Anifowose also noted that the toxic fumes released by condensate could could be picked up by winds and carried onto nearby onshore populations.

The fumes "could aggravate existing health conditions or lead to coughing or asthma," Anifowose said.

But Mu Jianxin, a senior engineer at the China Institute of Water Resources and Hydropower Research, told the Global Times that the oil is soluble in water, making it easier to handle.

“Pollution caused by the leak is certain, but compared to the wide watershed of the Yangtze River estuary, the 136,000 tons of oil should not cause too serious a problem," Mu said.

“Some physical methods can be used to dissolve or neutralize the oily pollutant."

Show Comments ()
Sponsored
AleksandarNakic / Getty Images

By Kate Murphy

No matter the time of year, there's always a point in each season when my skin decides to cause me issues. While these skin issues can vary, I find the most common issues to be dryness, acne and redness.

Read More Show Less

David Woodfall / The Image Bank / Getty Images

By Sam Nickerson

The U.S. Environmental Protection Agency (EPA) in April 2018 proposed relaxing standards related to how it assesses the effects of exposure to low levels of toxic chemicals on public health.

Now, correspondence obtained by the LA Times revealed just how deeply involved industry lobbyists and a controversial, industry-funded toxicologist were in drafting the federal agency's proposal to scrap its current, protective approach to regulating toxin exposure.

Read More Show Less
Sponsored
Steve Irwin poses with a three foot long alligator at the San Francisco Zoo on June 26, 2002. Justin Sullivan / Getty Images

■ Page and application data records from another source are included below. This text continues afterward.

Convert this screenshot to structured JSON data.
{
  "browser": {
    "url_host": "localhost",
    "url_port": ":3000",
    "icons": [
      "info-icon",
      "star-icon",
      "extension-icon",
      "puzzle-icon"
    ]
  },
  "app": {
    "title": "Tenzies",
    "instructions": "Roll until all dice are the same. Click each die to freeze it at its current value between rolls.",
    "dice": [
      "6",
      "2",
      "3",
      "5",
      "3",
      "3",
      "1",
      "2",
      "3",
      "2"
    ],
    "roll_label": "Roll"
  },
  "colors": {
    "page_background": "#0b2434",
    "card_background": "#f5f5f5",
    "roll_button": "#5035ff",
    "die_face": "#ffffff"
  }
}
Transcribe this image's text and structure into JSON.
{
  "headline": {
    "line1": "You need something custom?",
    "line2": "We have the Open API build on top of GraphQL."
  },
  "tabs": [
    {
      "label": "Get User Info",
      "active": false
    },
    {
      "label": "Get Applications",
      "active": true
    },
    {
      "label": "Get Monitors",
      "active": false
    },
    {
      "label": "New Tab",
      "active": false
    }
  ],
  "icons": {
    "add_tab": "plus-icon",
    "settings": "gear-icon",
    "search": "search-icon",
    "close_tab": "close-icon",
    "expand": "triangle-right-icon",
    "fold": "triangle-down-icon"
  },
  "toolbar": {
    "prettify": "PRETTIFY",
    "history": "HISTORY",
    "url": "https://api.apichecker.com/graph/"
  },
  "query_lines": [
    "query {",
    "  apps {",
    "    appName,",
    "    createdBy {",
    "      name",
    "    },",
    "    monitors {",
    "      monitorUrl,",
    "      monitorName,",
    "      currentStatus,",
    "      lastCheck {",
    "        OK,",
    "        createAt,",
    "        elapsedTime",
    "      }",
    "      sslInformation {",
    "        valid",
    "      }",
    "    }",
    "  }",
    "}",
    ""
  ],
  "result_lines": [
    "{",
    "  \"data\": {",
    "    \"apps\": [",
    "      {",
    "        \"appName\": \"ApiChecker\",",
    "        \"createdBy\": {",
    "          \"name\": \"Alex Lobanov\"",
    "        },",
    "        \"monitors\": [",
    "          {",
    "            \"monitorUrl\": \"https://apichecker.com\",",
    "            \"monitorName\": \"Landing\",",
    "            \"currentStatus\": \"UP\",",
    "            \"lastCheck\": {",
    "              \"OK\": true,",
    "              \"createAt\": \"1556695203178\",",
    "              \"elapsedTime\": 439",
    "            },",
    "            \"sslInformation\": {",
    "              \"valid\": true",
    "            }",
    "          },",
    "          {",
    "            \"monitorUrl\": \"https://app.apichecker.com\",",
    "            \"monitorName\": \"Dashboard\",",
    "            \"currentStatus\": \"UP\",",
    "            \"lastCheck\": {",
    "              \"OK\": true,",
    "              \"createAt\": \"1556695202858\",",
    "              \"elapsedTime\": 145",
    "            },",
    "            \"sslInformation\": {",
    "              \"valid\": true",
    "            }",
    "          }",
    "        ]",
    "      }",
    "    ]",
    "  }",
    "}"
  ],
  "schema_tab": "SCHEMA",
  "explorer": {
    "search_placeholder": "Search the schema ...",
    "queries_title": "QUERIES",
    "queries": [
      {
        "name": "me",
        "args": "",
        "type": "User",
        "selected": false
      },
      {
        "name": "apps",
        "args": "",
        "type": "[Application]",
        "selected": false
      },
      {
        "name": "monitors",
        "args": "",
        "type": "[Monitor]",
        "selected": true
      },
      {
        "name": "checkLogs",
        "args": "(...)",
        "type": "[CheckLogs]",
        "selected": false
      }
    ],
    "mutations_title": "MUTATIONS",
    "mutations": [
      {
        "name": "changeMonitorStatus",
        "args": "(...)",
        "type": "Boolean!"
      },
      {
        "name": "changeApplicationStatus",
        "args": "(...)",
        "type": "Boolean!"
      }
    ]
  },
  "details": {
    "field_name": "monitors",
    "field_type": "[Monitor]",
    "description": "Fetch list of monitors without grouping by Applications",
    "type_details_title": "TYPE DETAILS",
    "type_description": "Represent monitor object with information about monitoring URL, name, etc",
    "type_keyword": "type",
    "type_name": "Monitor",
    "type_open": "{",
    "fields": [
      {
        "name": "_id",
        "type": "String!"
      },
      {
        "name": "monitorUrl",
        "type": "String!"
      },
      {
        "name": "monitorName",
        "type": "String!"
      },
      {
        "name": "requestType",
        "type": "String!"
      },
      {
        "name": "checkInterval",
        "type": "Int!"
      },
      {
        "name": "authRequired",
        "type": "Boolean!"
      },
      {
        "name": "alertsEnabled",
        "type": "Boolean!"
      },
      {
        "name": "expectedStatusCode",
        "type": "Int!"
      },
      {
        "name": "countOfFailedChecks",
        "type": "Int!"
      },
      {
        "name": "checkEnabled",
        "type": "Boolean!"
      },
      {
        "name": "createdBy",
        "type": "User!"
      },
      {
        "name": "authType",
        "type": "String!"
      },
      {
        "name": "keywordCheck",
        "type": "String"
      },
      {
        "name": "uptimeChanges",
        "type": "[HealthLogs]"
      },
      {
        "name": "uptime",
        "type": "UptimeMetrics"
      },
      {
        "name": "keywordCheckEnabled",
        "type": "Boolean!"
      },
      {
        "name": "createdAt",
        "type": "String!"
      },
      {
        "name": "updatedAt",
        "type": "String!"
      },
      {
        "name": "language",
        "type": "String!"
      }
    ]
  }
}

February 22 is the birthday of conservationist and beloved TV personality "Crocodile Hunter" Steve Irwin, who would have been 57 years old today.

Irwin's life was tragically cut short when the barb from a stingray went through his chest while he was filming in 2006, but his legacy of loving and protecting wildlife lives on, most recently in a Google Doodle today honoring his birthday.

Read More Show Less
Left: Youtube / Screenshot, Right: alle12 / Getty Images

By Dan Nosowitz

That video showed the extrusion of a bubblegum-pink substance oozing into a coiled pile, something between Play-Doh, sausage, and soft-serve strawberry ice cream. Branded "pink slime"—the name came from an email sent by a USDA microbiologist in 2002—this stuff was actually beef, destined for supermarkets and fast-food burgers.

Read More Show Less
Climate activist Greta Thunberg addresses the European Commission on Feb. 21 in Brussels, Belgium. Sylvain Lefevre / Getty Images

By Julia Conley

Sixteen-year-old climate action leader Greta Thunberg stood alongside European Commission President Jean-Claude Juncker Thursday in Brussels as he indicated—after weeks of climate strikes around the world inspired by the Swedish teenager—that the European Union has heard the demands of young people and pledged more than $1 trillion over the next seven years to address the crisis of a rapidly heating planet.

In the financial period beginning in 2021, Juncker said, the EU will devote a quarter of its budget to solving the crisis.

Read More Show Less